→ Goal of the exercise:
Check each line of the listing below for "JSON" and state how many lines contain it, with no other words.

→ Data for processing:
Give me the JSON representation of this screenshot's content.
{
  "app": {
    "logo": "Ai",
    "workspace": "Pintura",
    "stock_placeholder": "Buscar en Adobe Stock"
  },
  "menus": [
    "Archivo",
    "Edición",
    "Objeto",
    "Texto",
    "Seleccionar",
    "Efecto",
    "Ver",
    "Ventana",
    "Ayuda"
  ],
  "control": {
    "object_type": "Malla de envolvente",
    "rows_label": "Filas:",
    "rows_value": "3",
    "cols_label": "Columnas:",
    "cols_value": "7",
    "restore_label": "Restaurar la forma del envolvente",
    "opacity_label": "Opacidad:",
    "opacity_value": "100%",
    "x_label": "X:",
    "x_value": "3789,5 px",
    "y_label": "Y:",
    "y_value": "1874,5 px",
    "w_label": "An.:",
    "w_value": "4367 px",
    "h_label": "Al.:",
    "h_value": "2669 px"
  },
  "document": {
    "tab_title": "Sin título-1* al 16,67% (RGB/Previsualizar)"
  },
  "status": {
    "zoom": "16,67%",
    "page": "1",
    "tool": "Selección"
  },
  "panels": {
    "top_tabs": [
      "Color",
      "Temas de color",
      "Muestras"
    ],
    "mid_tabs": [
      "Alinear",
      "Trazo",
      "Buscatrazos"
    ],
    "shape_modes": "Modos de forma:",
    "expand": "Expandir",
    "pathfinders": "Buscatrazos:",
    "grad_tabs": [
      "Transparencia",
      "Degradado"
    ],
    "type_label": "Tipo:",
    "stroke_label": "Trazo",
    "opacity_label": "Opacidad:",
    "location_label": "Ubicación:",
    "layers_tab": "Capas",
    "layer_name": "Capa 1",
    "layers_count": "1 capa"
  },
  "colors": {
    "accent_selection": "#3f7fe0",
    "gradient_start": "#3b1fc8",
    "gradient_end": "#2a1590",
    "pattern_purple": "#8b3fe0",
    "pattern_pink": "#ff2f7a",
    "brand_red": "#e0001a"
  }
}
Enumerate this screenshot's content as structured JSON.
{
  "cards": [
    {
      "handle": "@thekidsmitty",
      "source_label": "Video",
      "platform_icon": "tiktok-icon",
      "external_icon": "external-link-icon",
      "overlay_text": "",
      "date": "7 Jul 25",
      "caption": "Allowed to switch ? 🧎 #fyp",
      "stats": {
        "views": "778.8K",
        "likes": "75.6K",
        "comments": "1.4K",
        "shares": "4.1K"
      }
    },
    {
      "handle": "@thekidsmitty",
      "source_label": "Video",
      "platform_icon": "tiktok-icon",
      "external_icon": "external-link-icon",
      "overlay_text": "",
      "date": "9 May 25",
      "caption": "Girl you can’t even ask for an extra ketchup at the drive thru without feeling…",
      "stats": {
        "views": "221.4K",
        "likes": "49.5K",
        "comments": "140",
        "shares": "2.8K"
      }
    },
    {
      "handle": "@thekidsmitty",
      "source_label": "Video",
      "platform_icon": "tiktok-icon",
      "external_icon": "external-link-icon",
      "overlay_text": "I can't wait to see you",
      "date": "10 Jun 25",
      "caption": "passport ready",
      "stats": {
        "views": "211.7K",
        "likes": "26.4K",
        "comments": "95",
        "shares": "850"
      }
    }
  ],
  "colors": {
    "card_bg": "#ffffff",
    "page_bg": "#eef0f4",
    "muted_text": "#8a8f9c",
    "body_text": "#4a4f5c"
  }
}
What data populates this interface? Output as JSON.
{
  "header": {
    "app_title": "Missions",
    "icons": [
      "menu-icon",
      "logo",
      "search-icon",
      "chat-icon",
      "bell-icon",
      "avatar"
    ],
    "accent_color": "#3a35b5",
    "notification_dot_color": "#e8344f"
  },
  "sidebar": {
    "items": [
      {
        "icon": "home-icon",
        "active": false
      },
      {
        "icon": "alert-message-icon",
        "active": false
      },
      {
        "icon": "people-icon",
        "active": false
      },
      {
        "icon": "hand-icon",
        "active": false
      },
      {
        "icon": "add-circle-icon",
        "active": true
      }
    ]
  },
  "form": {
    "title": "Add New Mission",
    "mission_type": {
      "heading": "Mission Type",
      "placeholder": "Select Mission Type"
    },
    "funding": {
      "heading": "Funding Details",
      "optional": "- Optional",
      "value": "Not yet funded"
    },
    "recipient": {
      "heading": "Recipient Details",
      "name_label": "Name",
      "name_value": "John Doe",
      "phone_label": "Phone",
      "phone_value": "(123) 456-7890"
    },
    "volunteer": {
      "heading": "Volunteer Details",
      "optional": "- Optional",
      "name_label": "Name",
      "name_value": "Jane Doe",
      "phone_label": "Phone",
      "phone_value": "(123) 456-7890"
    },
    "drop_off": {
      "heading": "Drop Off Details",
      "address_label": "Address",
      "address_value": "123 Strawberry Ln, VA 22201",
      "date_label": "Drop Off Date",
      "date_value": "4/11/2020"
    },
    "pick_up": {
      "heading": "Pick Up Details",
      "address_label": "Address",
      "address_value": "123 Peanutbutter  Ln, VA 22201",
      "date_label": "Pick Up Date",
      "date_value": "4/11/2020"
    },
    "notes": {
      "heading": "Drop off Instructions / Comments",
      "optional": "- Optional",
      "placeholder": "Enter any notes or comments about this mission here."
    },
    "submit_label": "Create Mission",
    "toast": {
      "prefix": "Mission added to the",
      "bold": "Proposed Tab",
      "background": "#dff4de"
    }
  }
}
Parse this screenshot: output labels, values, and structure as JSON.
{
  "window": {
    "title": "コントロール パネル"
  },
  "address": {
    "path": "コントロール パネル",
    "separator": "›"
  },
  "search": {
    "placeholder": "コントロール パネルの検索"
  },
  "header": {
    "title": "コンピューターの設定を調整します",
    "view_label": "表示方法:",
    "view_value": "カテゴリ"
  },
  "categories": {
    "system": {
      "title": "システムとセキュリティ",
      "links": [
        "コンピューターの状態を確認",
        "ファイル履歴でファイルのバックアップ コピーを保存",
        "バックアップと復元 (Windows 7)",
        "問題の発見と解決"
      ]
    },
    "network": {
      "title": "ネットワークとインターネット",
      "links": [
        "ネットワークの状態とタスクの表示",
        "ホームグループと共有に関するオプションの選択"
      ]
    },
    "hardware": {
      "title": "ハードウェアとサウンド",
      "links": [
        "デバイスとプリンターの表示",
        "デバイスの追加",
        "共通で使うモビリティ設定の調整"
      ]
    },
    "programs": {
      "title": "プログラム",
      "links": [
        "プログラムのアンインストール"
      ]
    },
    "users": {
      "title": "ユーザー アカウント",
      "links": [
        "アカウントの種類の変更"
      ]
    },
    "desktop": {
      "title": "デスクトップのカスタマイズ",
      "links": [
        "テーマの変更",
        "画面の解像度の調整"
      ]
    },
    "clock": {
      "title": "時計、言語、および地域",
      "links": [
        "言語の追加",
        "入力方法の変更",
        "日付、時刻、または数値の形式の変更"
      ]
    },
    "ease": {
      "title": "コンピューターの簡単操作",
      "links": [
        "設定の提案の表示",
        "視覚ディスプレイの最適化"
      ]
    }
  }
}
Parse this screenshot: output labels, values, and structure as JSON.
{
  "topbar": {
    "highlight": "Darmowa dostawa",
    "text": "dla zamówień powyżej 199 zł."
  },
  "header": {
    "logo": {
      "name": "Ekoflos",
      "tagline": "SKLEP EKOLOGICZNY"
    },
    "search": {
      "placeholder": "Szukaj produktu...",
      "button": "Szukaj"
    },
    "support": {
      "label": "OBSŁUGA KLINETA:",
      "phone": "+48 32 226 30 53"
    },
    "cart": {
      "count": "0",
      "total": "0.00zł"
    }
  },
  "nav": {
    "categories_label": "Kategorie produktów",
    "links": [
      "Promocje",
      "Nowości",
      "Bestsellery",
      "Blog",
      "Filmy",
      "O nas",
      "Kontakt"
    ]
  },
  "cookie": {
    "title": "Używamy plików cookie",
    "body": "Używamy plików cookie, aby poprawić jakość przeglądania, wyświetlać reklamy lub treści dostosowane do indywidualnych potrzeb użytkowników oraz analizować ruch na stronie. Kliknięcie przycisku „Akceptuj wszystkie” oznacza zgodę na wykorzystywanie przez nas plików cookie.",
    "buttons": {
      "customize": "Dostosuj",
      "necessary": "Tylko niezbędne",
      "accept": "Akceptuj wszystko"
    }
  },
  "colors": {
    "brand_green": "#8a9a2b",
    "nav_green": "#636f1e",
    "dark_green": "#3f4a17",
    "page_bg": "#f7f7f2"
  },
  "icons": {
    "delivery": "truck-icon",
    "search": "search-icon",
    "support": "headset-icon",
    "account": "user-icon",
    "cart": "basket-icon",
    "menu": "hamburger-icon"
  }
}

→ Solved problem:
5